I hope you all had a fantastic break! I have got lots of work to do over the next few weeks, so there may be radio silence for a while. In the meantime, for the bicentenary of Jane Austen's death, I have a feature on Austen's life coming up in the Discover Your Ancestors 2017 bookazine.
On the family history front, the January issue of Your Family History has my article on researching small businesses. Sometime in April, my new book, Tracing Your Manchester and Salford Ancestors will be published by Pen & Sword.
Events are also being planned for the bicentenary of the Pentrich Rebellion this June, and you can read the story of the rebels and their fate in Regency Spies.
Image: ‘The late E.W. Roylance’. At least four generations of the Roylance family, grocers and importers, were engaged in the Irish and foreign butter trade in the Manchester area.

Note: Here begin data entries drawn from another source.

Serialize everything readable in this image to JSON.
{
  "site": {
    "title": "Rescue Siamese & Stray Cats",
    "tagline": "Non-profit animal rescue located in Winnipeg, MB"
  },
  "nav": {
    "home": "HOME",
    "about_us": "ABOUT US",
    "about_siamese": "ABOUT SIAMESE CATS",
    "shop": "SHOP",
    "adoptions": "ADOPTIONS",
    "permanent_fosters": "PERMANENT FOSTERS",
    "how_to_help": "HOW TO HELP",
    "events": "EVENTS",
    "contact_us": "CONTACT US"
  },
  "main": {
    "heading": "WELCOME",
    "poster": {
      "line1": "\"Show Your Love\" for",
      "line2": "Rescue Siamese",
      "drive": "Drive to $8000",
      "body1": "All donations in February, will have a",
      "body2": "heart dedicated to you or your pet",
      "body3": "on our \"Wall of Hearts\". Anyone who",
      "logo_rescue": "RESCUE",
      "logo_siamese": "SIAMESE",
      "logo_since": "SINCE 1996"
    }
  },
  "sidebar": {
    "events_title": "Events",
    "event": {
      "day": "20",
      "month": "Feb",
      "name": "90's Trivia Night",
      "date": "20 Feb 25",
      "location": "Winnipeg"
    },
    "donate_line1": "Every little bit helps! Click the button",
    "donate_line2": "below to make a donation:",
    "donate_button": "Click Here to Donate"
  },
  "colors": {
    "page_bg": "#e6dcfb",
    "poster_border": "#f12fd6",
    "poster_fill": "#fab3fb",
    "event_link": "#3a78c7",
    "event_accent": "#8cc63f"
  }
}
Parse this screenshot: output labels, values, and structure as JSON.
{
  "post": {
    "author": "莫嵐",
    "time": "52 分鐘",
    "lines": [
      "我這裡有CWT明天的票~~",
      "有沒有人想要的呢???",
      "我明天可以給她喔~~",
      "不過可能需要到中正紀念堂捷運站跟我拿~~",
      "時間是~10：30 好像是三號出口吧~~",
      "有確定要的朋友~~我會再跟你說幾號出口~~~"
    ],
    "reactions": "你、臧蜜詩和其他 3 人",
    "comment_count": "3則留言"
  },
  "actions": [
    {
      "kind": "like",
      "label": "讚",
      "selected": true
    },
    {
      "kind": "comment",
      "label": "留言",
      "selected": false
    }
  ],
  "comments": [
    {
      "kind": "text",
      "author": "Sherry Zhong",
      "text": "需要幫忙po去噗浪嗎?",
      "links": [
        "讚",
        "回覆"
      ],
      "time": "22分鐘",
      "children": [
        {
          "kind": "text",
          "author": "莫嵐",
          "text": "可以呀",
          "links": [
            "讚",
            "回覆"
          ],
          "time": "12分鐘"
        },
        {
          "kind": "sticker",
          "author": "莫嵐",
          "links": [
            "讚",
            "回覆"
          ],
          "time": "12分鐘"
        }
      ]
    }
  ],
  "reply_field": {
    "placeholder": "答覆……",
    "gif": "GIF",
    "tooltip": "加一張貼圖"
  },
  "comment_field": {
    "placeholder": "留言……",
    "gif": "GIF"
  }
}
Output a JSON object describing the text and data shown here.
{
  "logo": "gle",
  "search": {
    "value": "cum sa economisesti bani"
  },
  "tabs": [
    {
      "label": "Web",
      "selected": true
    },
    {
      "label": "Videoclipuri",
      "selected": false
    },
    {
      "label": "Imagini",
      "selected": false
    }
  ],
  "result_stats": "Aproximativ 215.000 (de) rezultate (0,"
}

H.B. Wilkinson, Old Hanging Ditch, Sherratt & Hughes, 1910.

Friday, 23 December 2016

Merry Xmas and a Happy New Year!

Merry Christmas to all my readers! And 'peace and goodwill' to everyone, all over the world.
Image: 'The lieutenant skating', Hugh Thomson illustration for Mary Russell Mitford, Our Village, Macmillan & Co., 1893.

Thursday, 15 December 2016

Tuesday, 8 November 2016

The Crystal Palace

My latest feature for Discover Your Ancestors magazine tells the story of the Crystal Palace. The first Palace was the brainchild of Joseph Paxton, designed for the Great Exhibition of 1851, and was later re-erected at Sydenham. The Palace, with its wonderful gardens, sculptures, concerts and entertainments, was a great favourite with the public for many years. 
Then on the night of 30 November 1936, horrified onlookers watched as the Palace suffered a catastrophic fire, with flames reaching over 100ft high. The Palace's glory days were over.

Image: The Crystal Palace at Sydenham. Old and New London Vol. VI, Cassell, Petter & Galpin, c.1893.

Tuesday, 25 October 2016

Roman Catholic Ancestors

Liverpool Metropolitan Cathedral.
My latest feature for Your Family History magazine (November issue) is on tracing Roman Catholic ancestors.

In 1534 Henry VIII severed the country’s links with Rome and the Pope, and the Anglican Church was born. Elizabeth I confirmed the Anglican Church’s status with the Act of Supremacy (1559), and the introduction of the Book of Common Prayer. 

 Although there were penalties for ‘recusancy’, Roman Catholics wished to be baptized and married according to the rites of their church. Lancashire families in particular clung on stubbornly to the ‘old religion’. So your Catholic ancestors may have been baptized, or married, once in an Anglican church, and again in a Catholic church in secret.
Things improved for Catholics following the Catholic Emancipation Act of 1829.

Furness Abbey.
I’ll be exploring this subject further in Tracing Your Manchester and Salford Ancestors, which will be published by Pen and Sword in the spring of next year. In the meantime, the MLFHS website has a free list of RC churches in Manchester and Salford, with addresses and dates of their opening and closure, and name changes.

Liverpool Metropolitan Cathedral, consecrated in 1967. © Sue Wilkes.
Elizabeth I. Pictorial Record of Remarkable Events, (Frederick Warne & Co., 1896).
Chapter House, Furness Abbey. Engraved by R. Sands from a drawing by T. Allom. People’s Gallery of Engravings Vol.2 (Fisher, Son & Co., 1845).